HE doesn't care about all the times I lost faith.  HE restored it.

HE doesn't care about all the times I yelled and screamed and fought, acting far less like one of HIS and more like one of those that nailed HIM.  HE quieted me with HIS songs of love and deliverance.

HE doesn't care about the times I made mistake after mistake or just called them mistakes, when I knew good and well that I was doing my dirt on purpose.  HE told me to sin no more and then proceeded to show me how a little bit more everyday.

HE doesn't care that others hate me or mistreat me because HE doesn't measure how HE loves me against how others don't.  HE shows me how to treat them with love as they are because HE does the same for me - never giving up on that love to do the work that physical intervention never could.

HE never once asked those critical ones if loving me enough to die for me was worth it.  HE didn't need their opinion since the GOD that created me thought of me before anyone on this earth ever laid eyes on me.

HE never once judged me according to man's standards; instead, HE held a higher standard up to me and said "I came to give you life, life more abundantly."

So this morning, yes...I cried like a baby when I felt HIM nearer than ever.  I thanked HIM profusely as I considered even in my limited thinking and finite mind how miraculous it was that I even could form the word in my mouth.  HE made this mouth.  And I was so glad that this day ever happened, though it breaks my heart that it had to.  I am still so glad that HE did give up HIS life for me because I don't even think I could give up my life for me, more less anyone else.

This is Good Friday.  A Good God Day, as one of my foster mothers that care for the babies that need love told me once, a day of deep remembrance, the day I was on HIS mind thousands of years ago.  We have a GOOD GOD and if CHRIST hadn't died today, I wouldn't be alive to know it.

Wednesday, March 6, 2013


He listens to me rant and rave about the unfair complexities of the world and he agrees with most of it.  I scream "Not fair!" and he listens to me.  That is why I got married.

Not because I now have someone that will agree with me when I am offended, but to have someone challenge me to grow beyond it.

"Be the one that takes away pain from people, not the one that imposes it on them."

I stop short, wonder what he means, and then when he explains, I think that maybe God has sent me someone that sees my heart and doesn't misconstrue my passion for obsessive compulsion.  He sees me as "Care Bear", the name that he has given me - the husband renaming his wife with something more than a last name change.  It made me smile the first time he called me that, when I unveiled my big ol' heart that I want so desperately to hide sometimes because being this passionate about anything can be embarrassing.

"Be the one that takes pain from people, not the one that imposes it on them."

I am not perfect.  He sees that and reminds me that it is okay to not be.  He reminds me that I do not have to live up to other people's standards of living.  The only Person I have to please is God, so it's fine if I need a Savior sometimes.  Everyday.  All the time.  It's okay if I have enemies so long as Jesus is my Friend.  Life wouldn't be worth living if I didn't have someone that used to love me, treat me like Judas treated Jesus.  I'm not Jesus but betrayal is a painful part of being human.
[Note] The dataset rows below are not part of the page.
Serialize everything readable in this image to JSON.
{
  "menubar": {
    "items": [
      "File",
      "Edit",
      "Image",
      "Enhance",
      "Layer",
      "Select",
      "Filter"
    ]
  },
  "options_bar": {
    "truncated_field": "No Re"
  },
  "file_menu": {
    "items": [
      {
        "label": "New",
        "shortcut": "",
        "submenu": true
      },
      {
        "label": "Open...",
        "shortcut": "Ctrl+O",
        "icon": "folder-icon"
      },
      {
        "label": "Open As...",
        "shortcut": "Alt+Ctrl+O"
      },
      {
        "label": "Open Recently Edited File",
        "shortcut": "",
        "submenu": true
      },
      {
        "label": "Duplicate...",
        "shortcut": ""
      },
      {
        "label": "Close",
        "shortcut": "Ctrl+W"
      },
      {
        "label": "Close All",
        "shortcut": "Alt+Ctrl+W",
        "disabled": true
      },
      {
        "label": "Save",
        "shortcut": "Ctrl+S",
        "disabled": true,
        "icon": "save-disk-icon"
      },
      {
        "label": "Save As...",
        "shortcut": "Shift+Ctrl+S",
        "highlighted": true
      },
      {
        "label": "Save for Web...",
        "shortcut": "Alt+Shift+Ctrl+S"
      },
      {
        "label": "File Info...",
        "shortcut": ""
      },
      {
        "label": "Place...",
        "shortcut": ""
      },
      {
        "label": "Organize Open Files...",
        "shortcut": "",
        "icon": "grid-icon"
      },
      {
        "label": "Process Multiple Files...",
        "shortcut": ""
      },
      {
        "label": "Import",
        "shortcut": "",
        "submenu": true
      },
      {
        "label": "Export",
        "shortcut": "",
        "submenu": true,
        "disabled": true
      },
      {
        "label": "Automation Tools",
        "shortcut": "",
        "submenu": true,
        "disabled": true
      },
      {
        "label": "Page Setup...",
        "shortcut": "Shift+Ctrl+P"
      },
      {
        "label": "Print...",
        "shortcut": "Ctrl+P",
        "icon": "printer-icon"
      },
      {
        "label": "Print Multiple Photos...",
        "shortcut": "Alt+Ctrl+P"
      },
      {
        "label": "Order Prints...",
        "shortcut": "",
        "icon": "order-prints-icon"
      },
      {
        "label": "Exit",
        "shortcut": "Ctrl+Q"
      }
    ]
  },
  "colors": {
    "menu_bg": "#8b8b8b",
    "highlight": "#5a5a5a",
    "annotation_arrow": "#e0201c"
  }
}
How will I respond? my husband basically asked when he sent me this statement via text today.  Will I be the same passionate person that has the Care Bear heart or will I retaliate with anger or pain or rejection of other people.  He knows that even though I want to put the Care Bear on the shelf, I can't.  Not when my heart aches at the pains of the world at the end of the day.

This is why God sent me him.

Because he, though he proclaims that he is not sensitive, is teaching me that being sensitive is the only way I can survive all that I see and experience on a daily basis.  And my little world is better the more I operate in my lane, the more I shine my Care Bear stare on the world around me.

"Be the one that takes pain from people, not the one that imposes it on them."

Words to live by.   And I thank God for him for reminding me of who I am.

                                                                        "Care Bear Stare!"

Tuesday, March 5, 2013

This Morning...Six Years Later...

This morning I drove in - gray clouds on one side of my car windows' view and a pink rising sun-sky on the other, reminding me of yesterday and today all in one look.  I am singing with all my might to the God that created that sky and that morning and me, all over again but definitely not the same.  I am thinking of this day as it was 6 years ago today, but also what it means today, with my world so upside-down and never conceived of in my mind those many sunrises ago when I could never imagine being or remotely living without my "dad".

I don't want to think of the sad way my heart beat those years back, when there was no brightness to my day awaiting me.  I think instead that he is not so much gone as he is somewhere else, somewhere I'm not physically.  But I am most spiritually aware that when I sing as loud as I am, my voice is reaching up to where he is, where they all are, all the people that ever mattered to me and knew Jesus as Savior before they breathed their last.  He is where my song is flung.  And not only that, he is where my children are now existing in the heart of our Creator.  My "dad" will see my son and daughter before I do, and that gives me so much peace, as I drive in today.

It may sound weird to others that do not believe in God or what He does or what He will always do.  But just like I know the man that went home to be with Him six years ago today is very much alive, my son and daughter not yet manifested physically on this earth exist with God in a place my eyes cannot see.  My body is preparing for their arrival before conception has even taken place.  They live in God's mind and heart, just like I did before I was born.  God knew me before I was ever formed in my mother's womb.  He thought of me then just he thinks of my and Mr.'s children now.

I think of these little ones that will spend time here on earth making an impact and being that seed that will continue to help bruise the enemy's head.  They will live here and be everything God ever intended.  They have parents and grandparents that are praying for them already, and how powerful is that?  How powerful is it to have people praying for your arrival before you are even aware that you have somewhere to be?

Today, I thought of all this, as I sang and thought and prayed.  My destination was not so much an office building, but a place of worship where I could touch those who were here and have gone on, then touch those who have never been here but will be soon.  It didn't matter what I would face today.  Everyday life is not really what we realize anyway.  We live physically but the eternal is all that matters.  And to me that is all that really has my attention.

I thought of a smile that I miss desperately, but feel all the time, like the sunshine I crave for now because winter has lasted too long.  I thought of smiles I have never seen but one day will.  And I sang louder....

Friday, February 15, 2013

I GET TO....

Spend my afternoon eating really amazing food with a really amazing man, saying I love you over and over (without speaking a single word, because love warrants that you don't have to)...

Spend my life with a person that can annoy me into loving him just a little bit more everyday....

Consider that one day there will be a baby that looks like him - the perfect smile, full lips, beautiful eyes, chiseled nose....

Consider that he chose me just like I chose him and we both don't regret our choices (not today, not ever).....

Hold hands, fingers intertwined, walking through the mall where for once I get to pick him out something to wear....

Hold him in my arms, hugged close, heart to heart...

Forget that Valentine's Day is not just about him catering to me....

Forget the times when Valentine's weekend was just another time period on a calendar dating back to yesteryear, when it was never acknowledged as having anything to do with my life or as a moment to celebrate....

Know that no matter what we aren't the same as we were yesterday or last year or ten years ago......

Know that we are...right where we are...supposed to be....no longer separate individuals journeying through life but together...